For tourist, the first thing you should know is that it can be a little bit confusing to find the place without the help of Google Maps. The reason for this is that it’s located in Kabukicho, which can be extremely crowded and difficult to navigate. Along with that, the show is actually in a separate building than where you buy the tickets, so it may add to the confusion for a tourist not accustomed to the area. Neither of these are particularly bad things; they’re just things I feel you should know beforehand so you’re prepared.
Once inside, it’s quite cramped; which is normal in most Japanese establishments. There is food available (you buy it along with your ticket), but I would suggest eating before the show, as the menu is very limited. On the night we went they were serving sushi, but I’m not sure if they rotate the menu with other foods. Inside there is popcorn for ¥300, along with beer, and other alcoholic, and non-alcoholic beverages starting at ¥500. But these can only be purchased during intermissions. Another good bit of info to know, is that you can’t use the bathroom during an act, and if you’re in the bathroom once an act starts, you can’t return to your seat.
Robot Restaurant Review
First act: The show started with a highly entertaining, traditional Taiko drums performance mixed with some modern twists, such as neon lights, a rock drum set, and mixed traditional/futuristic costumes. Next, they brought out a long stage to allow for dancers to join in on the music. In all, the first routine was very fun and entertaining, but it did feel slightly out of place in a venue known as the “Robot Restaurant.”
Second act: After an intermission, the second act was undoubtable the weirdest thing I’ve seen during my 7 years in Japan. This act was supposed to tell a story of sorts, which turned out to be ridiculously corny, and included some things which would probably present legal issues if it were performed in America. To start, the voice acting in the entire show is in English, even if the performers themselves don’t speak it. It’s all dubbed over the speakers. This leads to some unintentionally entertaining scenes of performers over-exaggerating their mouth and body movements, to pretend they are speaking in English.
As for the act itself, it’s a story of a distant peaceful planet, unaffected by war, where all the people and animals live in harmony. It’s suddenly attacked by bad guys from the evil Robots world who want to rule it for themselves. During the explanation, there is a video on the giant screens, located on either side of the room, presenting the story. The issue is that the music they play during the shows are straight out of movies, and the characters shown to depict the bad guys are from the popular Blizzard game series, Warcraft. This is not an issue against the show itself, but it does make you wonder if the operators of the show know they are stealing trademarked properties. As for the music, the second act ends with the triumphant music of Indiana Jones. Throughout the show, I heard music from Star Wars, ET, and Jurassic Park. So hopefully they obtained permission from the correct people to use said music.
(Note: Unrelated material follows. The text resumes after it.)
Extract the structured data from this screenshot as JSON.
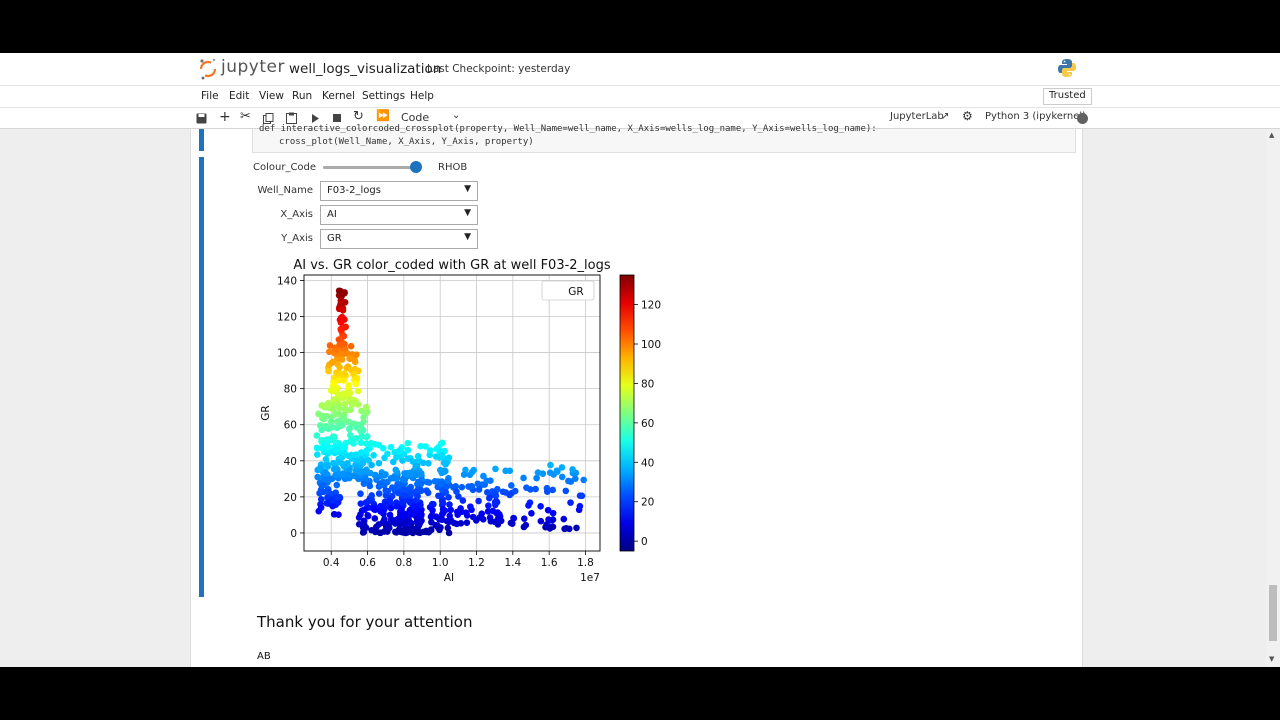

Third act: The third and final act was the most entertaining of the bunch, and the act from which the Robot Restaurant gets its name. It started with an introduction to all the cast members in the show, followed by an impressively coordinated routine involving around 10 to 12 different Wi-Fi controlled giant robots as the performers danced and sang to music a band was playing on a moving stage.
I say, all this was impressive, because it was amazing to me that they could pull of the show at all within the very narrow stage. It was narrow enough that, had one of the drivers of the robots (moving stages) made a mistake, it would have forced the whole show to stop while they repositioned. The stages were literally inches from each other, and the audience. In fact, I have doubts that such a show would be allowed in countries like the US without their being some kind of barrier between the stage and the platforms.
The Verdict: Is it worth it?
In summary, the show was very entertaining, although, I personally believe it would be more appealing if I had been able to drink during the show. I was driving, thus unable to drink! I don’t, however, believe it’s worth the ¥8,000 price. That said, if you can manage to get the tickets at a discounted price, then it would be worth the time to see it with friends.
It’s an entertaining show, and it really encompasses the modern Japanese culture as a whole. It includes a mix of the campy, zany, and sexy that Japanese people, especially the younger generations, really seem to enjoy.